SUPPLIED DATA:
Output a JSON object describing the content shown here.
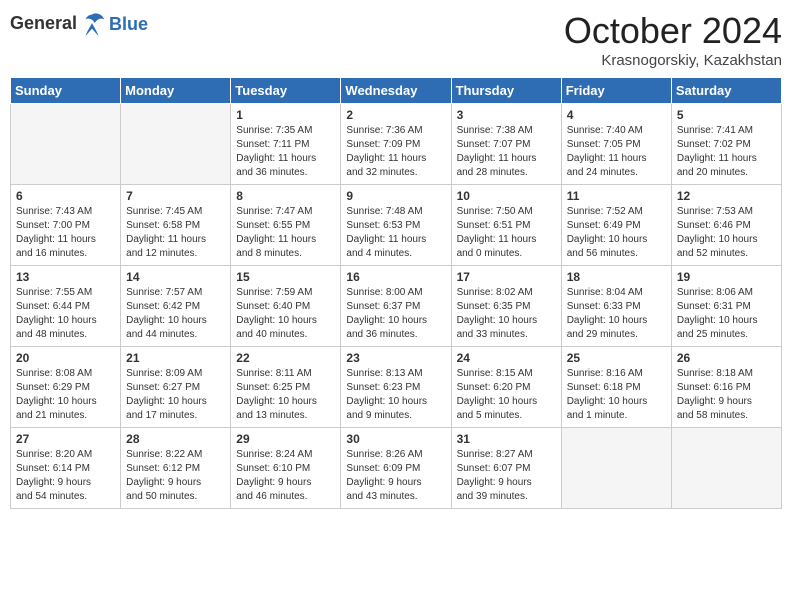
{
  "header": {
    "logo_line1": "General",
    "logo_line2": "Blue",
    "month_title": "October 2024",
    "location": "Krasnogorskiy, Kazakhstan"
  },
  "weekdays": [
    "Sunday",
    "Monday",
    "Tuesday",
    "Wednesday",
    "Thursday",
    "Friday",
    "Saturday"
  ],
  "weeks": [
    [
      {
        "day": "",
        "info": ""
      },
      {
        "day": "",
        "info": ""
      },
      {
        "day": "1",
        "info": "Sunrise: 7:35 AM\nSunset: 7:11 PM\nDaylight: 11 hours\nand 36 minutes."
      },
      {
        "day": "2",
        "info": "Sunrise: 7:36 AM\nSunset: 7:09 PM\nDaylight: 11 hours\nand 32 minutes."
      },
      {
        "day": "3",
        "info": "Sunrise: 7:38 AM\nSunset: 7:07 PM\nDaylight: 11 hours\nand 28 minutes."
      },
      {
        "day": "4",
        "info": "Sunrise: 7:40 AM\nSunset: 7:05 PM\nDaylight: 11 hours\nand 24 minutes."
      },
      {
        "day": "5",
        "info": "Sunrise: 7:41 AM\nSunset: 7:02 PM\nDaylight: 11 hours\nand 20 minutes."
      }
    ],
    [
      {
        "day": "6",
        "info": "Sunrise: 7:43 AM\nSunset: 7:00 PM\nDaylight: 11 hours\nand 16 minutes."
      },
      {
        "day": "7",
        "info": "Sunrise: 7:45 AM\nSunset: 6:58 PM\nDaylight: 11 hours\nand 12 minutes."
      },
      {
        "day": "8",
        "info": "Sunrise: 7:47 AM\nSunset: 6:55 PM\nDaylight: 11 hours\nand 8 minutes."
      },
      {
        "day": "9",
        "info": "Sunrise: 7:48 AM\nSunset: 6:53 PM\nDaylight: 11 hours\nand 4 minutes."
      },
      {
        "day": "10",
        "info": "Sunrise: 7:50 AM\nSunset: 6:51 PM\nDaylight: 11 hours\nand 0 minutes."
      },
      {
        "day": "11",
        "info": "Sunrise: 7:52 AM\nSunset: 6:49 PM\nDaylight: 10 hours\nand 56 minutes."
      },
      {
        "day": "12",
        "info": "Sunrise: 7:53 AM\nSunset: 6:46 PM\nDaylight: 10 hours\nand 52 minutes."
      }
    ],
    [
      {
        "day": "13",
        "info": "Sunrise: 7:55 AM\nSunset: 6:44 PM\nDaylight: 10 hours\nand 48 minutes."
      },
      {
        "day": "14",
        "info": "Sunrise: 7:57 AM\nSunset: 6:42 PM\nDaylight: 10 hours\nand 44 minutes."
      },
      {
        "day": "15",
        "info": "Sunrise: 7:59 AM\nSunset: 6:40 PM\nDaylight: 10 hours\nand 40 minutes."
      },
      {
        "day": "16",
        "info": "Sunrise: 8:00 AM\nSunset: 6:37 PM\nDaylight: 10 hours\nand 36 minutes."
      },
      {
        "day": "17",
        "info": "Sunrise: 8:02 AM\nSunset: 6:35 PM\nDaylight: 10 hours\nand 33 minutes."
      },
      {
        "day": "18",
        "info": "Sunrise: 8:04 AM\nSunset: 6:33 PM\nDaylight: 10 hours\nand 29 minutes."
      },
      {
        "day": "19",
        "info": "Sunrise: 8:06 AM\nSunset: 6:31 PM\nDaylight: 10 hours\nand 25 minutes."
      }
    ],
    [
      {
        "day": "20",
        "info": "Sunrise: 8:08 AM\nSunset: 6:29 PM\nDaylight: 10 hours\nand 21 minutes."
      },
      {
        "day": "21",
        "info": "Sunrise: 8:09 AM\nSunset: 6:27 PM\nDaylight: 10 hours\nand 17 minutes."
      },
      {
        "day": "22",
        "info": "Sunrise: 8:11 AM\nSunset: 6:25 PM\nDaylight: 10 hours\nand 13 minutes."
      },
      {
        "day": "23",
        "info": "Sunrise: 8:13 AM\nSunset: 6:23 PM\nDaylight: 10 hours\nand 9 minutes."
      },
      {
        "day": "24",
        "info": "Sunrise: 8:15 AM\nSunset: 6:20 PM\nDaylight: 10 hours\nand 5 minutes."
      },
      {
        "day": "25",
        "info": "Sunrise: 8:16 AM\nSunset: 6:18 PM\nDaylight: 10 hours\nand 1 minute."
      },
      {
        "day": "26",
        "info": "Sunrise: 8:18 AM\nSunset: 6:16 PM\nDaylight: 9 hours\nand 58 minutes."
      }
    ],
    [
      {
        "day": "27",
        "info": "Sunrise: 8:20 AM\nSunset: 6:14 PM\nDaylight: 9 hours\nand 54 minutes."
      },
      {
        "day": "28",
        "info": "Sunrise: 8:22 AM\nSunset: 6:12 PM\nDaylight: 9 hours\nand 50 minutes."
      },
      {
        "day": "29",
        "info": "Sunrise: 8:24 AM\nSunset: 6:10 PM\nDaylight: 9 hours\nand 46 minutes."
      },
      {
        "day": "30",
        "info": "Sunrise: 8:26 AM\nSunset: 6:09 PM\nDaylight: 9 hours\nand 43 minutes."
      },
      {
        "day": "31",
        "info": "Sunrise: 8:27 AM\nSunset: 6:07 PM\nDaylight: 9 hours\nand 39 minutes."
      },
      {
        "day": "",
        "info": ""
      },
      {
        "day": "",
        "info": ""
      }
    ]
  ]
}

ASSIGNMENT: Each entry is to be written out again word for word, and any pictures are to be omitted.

ANSWER FOR THIS EXERCISE:
Output a JSON object describing the content shown here.
{
  "header": {
    "logo_line1": "General",
    "logo_line2": "Blue",
    "month_title": "October 2024",
    "location": "Krasnogorskiy, Kazakhstan"
  },
  "weekdays": [
    "Sunday",
    "Monday",
    "Tuesday",
    "Wednesday",
    "Thursday",
    "Friday",
    "Saturday"
  ],
  "weeks": [
    [
      {
        "day": "",
        "info": ""
      },
      {
        "day": "",
        "info": ""
      },
      {
        "day": "1",
        "info": "Sunrise: 7:35 AM\nSunset: 7:11 PM\nDaylight: 11 hours\nand 36 minutes."
      },
      {
        "day": "2",
        "info": "Sunrise: 7:36 AM\nSunset: 7:09 PM\nDaylight: 11 hours\nand 32 minutes."
      },
      {
        "day": "3",
        "info": "Sunrise: 7:38 AM\nSunset: 7:07 PM\nDaylight: 11 hours\nand 28 minutes."
      },
      {
        "day": "4",
        "info": "Sunrise: 7:40 AM\nSunset: 7:05 PM\nDaylight: 11 hours\nand 24 minutes."
      },
      {
        "day": "5",
        "info": "Sunrise: 7:41 AM\nSunset: 7:02 PM\nDaylight: 11 hours\nand 20 minutes."
      }
    ],
    [
      {
        "day": "6",
        "info": "Sunrise: 7:43 AM\nSunset: 7:00 PM\nDaylight: 11 hours\nand 16 minutes."
      },
      {
        "day": "7",
        "info": "Sunrise: 7:45 AM\nSunset: 6:58 PM\nDaylight: 11 hours\nand 12 minutes."
      },
      {
        "day": "8",
        "info": "Sunrise: 7:47 AM\nSunset: 6:55 PM\nDaylight: 11 hours\nand 8 minutes."
      },
      {
        "day": "9",
        "info": "Sunrise: 7:48 AM\nSunset: 6:53 PM\nDaylight: 11 hours\nand 4 minutes."
      },
      {
        "day": "10",
        "info": "Sunrise: 7:50 AM\nSunset: 6:51 PM\nDaylight: 11 hours\nand 0 minutes."
      },
      {
        "day": "11",
        "info": "Sunrise: 7:52 AM\nSunset: 6:49 PM\nDaylight: 10 hours\nand 56 minutes."
      },
      {
        "day": "12",
        "info": "Sunrise: 7:53 AM\nSunset: 6:46 PM\nDaylight: 10 hours\nand 52 minutes."
      }
    ],
    [
      {
        "day": "13",
        "info": "Sunrise: 7:55 AM\nSunset: 6:44 PM\nDaylight: 10 hours\nand 48 minutes."
      },
      {
        "day": "14",
        "info": "Sunrise: 7:57 AM\nSunset: 6:42 PM\nDaylight: 10 hours\nand 44 minutes."
      },
      {
        "day": "15",
        "info": "Sunrise: 7:59 AM\nSunset: 6:40 PM\nDaylight: 10 hours\nand 40 minutes."
      },
      {
        "day": "16",
        "info": "Sunrise: 8:00 AM\nSunset: 6:37 PM\nDaylight: 10 hours\nand 36 minutes."
      },
      {
        "day": "17",
        "info": "Sunrise: 8:02 AM\nSunset: 6:35 PM\nDaylight: 10 hours\nand 33 minutes."
      },
      {
        "day": "18",
        "info": "Sunrise: 8:04 AM\nSunset: 6:33 PM\nDaylight: 10 hours\nand 29 minutes."
      },
      {
        "day": "19",
        "info": "Sunrise: 8:06 AM\nSunset: 6:31 PM\nDaylight: 10 hours\nand 25 minutes."
      }
    ],
    [
      {
        "day": "20",
        "info": "Sunrise: 8:08 AM\nSunset: 6:29 PM\nDaylight: 10 hours\nand 21 minutes."
      },
      {
        "day": "21",
        "info": "Sunrise: 8:09 AM\nSunset: 6:27 PM\nDaylight: 10 hours\nand 17 minutes."
      },
      {
        "day": "22",
        "info": "Sunrise: 8:11 AM\nSunset: 6:25 PM\nDaylight: 10 hours\nand 13 minutes."
      },
      {
        "day": "23",
        "info": "Sunrise: 8:13 AM\nSunset: 6:23 PM\nDaylight: 10 hours\nand 9 minutes."
      },
      {
        "day": "24",
        "info": "Sunrise: 8:15 AM\nSunset: 6:20 PM\nDaylight: 10 hours\nand 5 minutes."
      },
      {
        "day": "25",
        "info": "Sunrise: 8:16 AM\nSunset: 6:18 PM\nDaylight: 10 hours\nand 1 minute."
      },
      {
        "day": "26",
        "info": "Sunrise: 8:18 AM\nSunset: 6:16 PM\nDaylight: 9 hours\nand 58 minutes."
      }
    ],
    [
      {
        "day": "27",
        "info": "Sunrise: 8:20 AM\nSunset: 6:14 PM\nDaylight: 9 hours\nand 54 minutes."
      },
      {
        "day": "28",
        "info": "Sunrise: 8:22 AM\nSunset: 6:12 PM\nDaylight: 9 hours\nand 50 minutes."
      },
      {
        "day": "29",
        "info": "Sunrise: 8:24 AM\nSunset: 6:10 PM\nDaylight: 9 hours\nand 46 minutes."
      },
      {
        "day": "30",
        "info": "Sunrise: 8:26 AM\nSunset: 6:09 PM\nDaylight: 9 hours\nand 43 minutes."
      },
      {
        "day": "31",
        "info": "Sunrise: 8:27 AM\nSunset: 6:07 PM\nDaylight: 9 hours\nand 39 minutes."
      },
      {
        "day": "",
        "info": ""
      },
      {
        "day": "",
        "info": ""
      }
    ]
  ]
}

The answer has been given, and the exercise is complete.